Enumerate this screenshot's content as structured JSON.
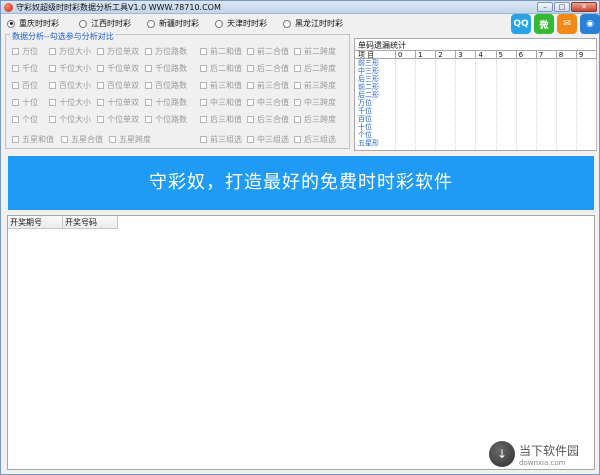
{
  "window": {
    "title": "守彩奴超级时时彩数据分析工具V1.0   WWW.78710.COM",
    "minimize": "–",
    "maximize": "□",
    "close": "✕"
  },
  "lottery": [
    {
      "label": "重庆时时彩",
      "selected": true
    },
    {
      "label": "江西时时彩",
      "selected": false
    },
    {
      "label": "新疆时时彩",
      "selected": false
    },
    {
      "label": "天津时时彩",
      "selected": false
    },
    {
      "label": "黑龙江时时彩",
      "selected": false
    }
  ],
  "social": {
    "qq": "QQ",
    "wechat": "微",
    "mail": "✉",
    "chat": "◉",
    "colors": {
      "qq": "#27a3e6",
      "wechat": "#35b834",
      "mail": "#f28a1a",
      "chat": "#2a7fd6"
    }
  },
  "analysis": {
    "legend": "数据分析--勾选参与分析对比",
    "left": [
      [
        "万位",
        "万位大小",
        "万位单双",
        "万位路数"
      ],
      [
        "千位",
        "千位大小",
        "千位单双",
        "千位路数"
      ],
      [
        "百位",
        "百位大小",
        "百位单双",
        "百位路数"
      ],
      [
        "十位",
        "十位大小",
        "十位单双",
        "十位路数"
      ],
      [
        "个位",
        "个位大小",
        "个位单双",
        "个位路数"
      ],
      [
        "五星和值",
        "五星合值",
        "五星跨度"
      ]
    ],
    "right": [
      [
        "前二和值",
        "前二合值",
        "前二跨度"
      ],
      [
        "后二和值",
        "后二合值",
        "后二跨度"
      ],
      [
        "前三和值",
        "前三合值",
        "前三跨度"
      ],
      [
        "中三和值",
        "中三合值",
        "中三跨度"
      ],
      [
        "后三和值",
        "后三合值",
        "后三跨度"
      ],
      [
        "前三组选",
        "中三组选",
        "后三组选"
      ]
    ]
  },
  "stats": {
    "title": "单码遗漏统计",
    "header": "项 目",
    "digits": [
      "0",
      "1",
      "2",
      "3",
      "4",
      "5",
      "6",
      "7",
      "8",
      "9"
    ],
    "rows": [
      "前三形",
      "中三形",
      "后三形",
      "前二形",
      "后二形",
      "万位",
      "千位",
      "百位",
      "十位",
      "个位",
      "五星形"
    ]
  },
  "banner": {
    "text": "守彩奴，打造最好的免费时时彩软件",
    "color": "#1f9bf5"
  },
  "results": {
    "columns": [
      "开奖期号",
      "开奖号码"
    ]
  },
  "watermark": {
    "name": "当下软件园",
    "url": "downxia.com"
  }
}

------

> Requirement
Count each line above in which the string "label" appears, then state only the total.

> Result of this task
5